- _PROBLEM TO SOLVE_:
Among the lines below, return each one that contains the word "this".

Interface dataset entries

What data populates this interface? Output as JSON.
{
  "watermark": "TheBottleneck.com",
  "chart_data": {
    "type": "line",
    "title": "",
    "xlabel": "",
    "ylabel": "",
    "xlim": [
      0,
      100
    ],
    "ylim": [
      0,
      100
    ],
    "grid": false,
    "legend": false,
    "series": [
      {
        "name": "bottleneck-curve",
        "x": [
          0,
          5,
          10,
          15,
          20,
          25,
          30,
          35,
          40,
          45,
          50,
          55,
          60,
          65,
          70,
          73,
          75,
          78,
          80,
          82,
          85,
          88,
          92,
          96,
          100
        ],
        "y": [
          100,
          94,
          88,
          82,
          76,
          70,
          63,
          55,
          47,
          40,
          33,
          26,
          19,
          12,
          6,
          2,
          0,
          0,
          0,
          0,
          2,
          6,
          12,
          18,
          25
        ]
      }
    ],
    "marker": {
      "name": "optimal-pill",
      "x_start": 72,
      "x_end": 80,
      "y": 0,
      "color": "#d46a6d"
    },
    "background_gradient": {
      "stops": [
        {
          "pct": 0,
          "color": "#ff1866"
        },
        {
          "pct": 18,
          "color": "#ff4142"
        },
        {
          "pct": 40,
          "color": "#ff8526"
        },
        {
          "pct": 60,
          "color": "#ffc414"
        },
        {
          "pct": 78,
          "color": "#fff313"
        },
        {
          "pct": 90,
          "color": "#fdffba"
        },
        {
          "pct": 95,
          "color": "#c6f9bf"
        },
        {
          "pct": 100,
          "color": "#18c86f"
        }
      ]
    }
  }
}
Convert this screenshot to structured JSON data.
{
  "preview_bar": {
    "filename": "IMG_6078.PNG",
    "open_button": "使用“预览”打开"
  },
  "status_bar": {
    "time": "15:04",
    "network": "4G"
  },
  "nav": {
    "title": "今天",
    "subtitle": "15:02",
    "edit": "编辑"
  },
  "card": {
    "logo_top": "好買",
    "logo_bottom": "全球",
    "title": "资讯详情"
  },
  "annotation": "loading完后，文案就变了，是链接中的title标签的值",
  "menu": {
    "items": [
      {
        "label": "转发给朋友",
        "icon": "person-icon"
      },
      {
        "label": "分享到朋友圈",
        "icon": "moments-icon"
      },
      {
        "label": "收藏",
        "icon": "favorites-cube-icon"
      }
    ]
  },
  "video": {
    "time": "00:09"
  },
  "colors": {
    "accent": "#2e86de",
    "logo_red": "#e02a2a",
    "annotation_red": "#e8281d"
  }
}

- _EXPECTED OUTPUT_:
What data populates this interface? Output as JSON.
Convert this screenshot to structured JSON data.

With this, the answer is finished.